● **WHAT YOU SHOULD DO**
Throughout the listing that follows, find each line with the word "microphone" and copy it.
-----
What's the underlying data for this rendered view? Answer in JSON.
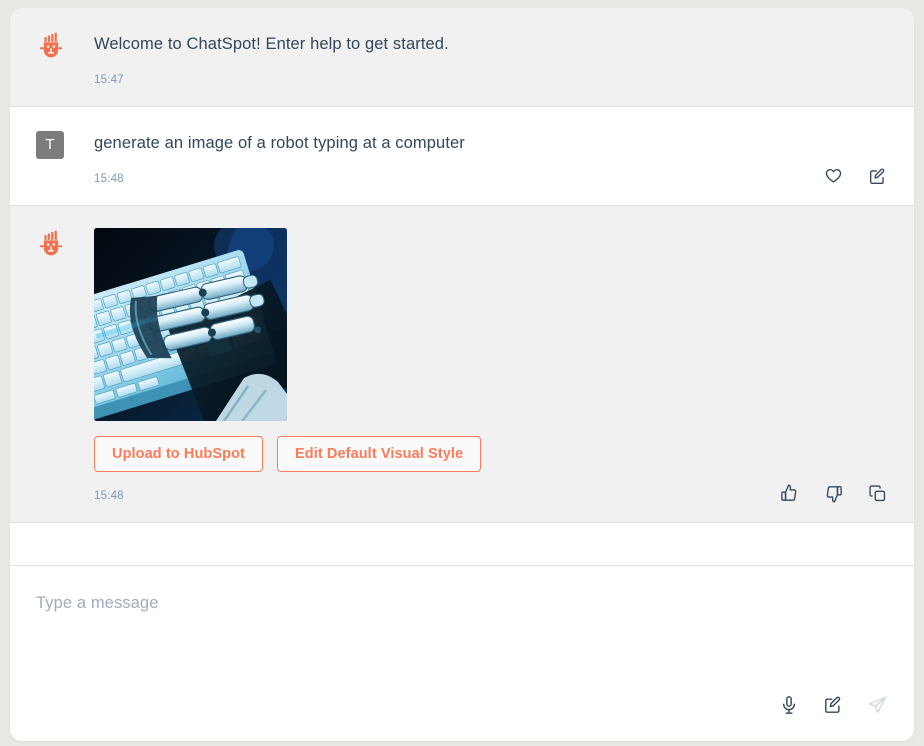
{
  "app": {
    "name": "ChatSpot",
    "accent_color": "#FF7A59",
    "text_color": "#33475B",
    "bot_row_background": "#F1F1F1",
    "user_row_background": "#FFFFFF",
    "page_background": "#EAE8E5"
  },
  "messages": [
    {
      "role": "bot",
      "avatar_name": "chatspot-robot-avatar",
      "text": "Welcome to ChatSpot! Enter help to get started.",
      "timestamp": "15:47",
      "actions": []
    },
    {
      "role": "user",
      "avatar_initial": "T",
      "text": "generate an image of a robot typing at a computer",
      "timestamp": "15:48",
      "actions": [
        {
          "name": "favorite-button",
          "icon": "heart-icon"
        },
        {
          "name": "edit-message-button",
          "icon": "edit-square-icon"
        }
      ]
    },
    {
      "role": "bot",
      "avatar_name": "chatspot-robot-avatar",
      "image_alt": "Generated image of a robotic hand typing at a blue backlit computer keyboard",
      "timestamp": "15:48",
      "buttons": [
        {
          "name": "upload-to-hubspot-button",
          "label": "Upload to HubSpot"
        },
        {
          "name": "edit-default-visual-style-button",
          "label": "Edit Default Visual Style"
        }
      ],
      "actions": [
        {
          "name": "thumbs-up-button",
          "icon": "thumbs-up-icon"
        },
        {
          "name": "thumbs-down-button",
          "icon": "thumbs-down-icon"
        },
        {
          "name": "copy-button",
          "icon": "copy-icon"
        }
      ]
    }
  ],
  "composer": {
    "placeholder": "Type a message",
    "value": "",
    "actions": [
      {
        "name": "microphone-button",
        "icon": "microphone-icon",
        "enabled": true
      },
      {
        "name": "compose-button",
        "icon": "edit-square-icon",
        "enabled": true
      },
      {
        "name": "send-button",
        "icon": "send-paper-plane-icon",
        "enabled": false
      }
    ]
  }
}
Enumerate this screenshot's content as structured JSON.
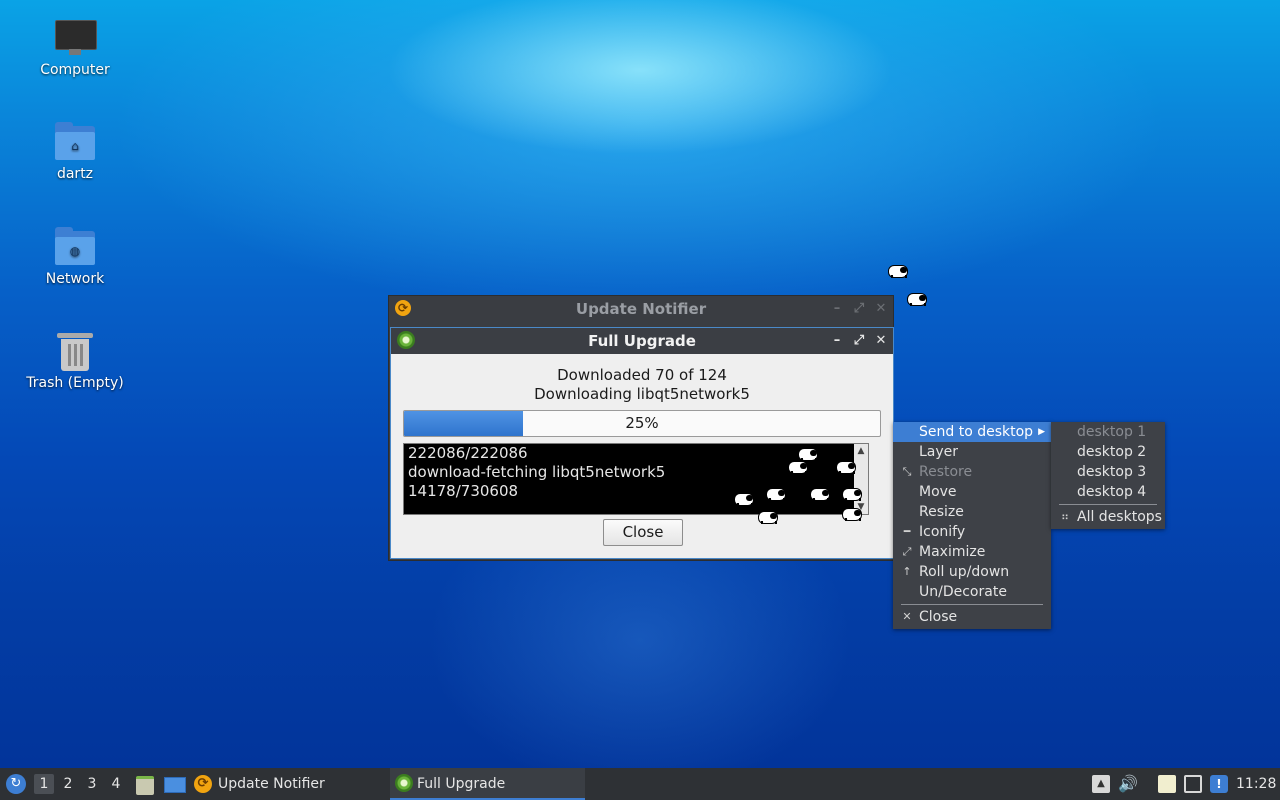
{
  "desktop": {
    "icons": [
      {
        "label": "Computer"
      },
      {
        "label": "dartz"
      },
      {
        "label": "Network"
      },
      {
        "label": "Trash (Empty)"
      }
    ]
  },
  "notifier_window": {
    "title": "Update Notifier",
    "icon": "update-notifier-icon"
  },
  "upgrade_window": {
    "title": "Full Upgrade",
    "icon": "gear-icon",
    "status_line_1": "Downloaded 70 of 124",
    "status_line_2": "Downloading libqt5network5",
    "progress": {
      "percent": 25,
      "label": "25%",
      "fill_color": "#3a82d8"
    },
    "terminal_lines": [
      "222086/222086",
      "download-fetching libqt5network5",
      "14178/730608"
    ],
    "close_label": "Close"
  },
  "context_menu": {
    "items": [
      {
        "label": "Send to desktop",
        "state": "active",
        "has_submenu": true
      },
      {
        "label": "Layer",
        "state": "normal",
        "has_submenu": true
      },
      {
        "label": "Restore",
        "state": "disabled",
        "icon": "restore-icon"
      },
      {
        "label": "Move",
        "state": "normal"
      },
      {
        "label": "Resize",
        "state": "normal"
      },
      {
        "label": "Iconify",
        "state": "normal",
        "icon": "iconify-icon"
      },
      {
        "label": "Maximize",
        "state": "normal",
        "icon": "maximize-icon"
      },
      {
        "label": "Roll up/down",
        "state": "normal",
        "icon": "rollup-icon"
      },
      {
        "label": "Un/Decorate",
        "state": "normal"
      },
      {
        "label": "Close",
        "state": "normal",
        "icon": "close-icon"
      }
    ]
  },
  "desktop_submenu": {
    "items": [
      {
        "label": "desktop 1",
        "state": "disabled"
      },
      {
        "label": "desktop 2",
        "state": "normal"
      },
      {
        "label": "desktop 3",
        "state": "normal"
      },
      {
        "label": "desktop 4",
        "state": "normal"
      },
      {
        "label": "All desktops",
        "state": "normal",
        "icon": "all-desktops-icon"
      }
    ]
  },
  "taskbar": {
    "workspaces": [
      "1",
      "2",
      "3",
      "4"
    ],
    "active_workspace": "1",
    "tasks": [
      {
        "label": "Update Notifier",
        "icon": "update-notifier-icon",
        "active": false
      },
      {
        "label": "Full Upgrade",
        "icon": "gear-icon",
        "active": true
      }
    ],
    "clock": "11:28",
    "accent": "#3d7ed3"
  }
}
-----
● **ANSWER BOX**
        "name": "microphone-button",
        "icon": "microphone-icon",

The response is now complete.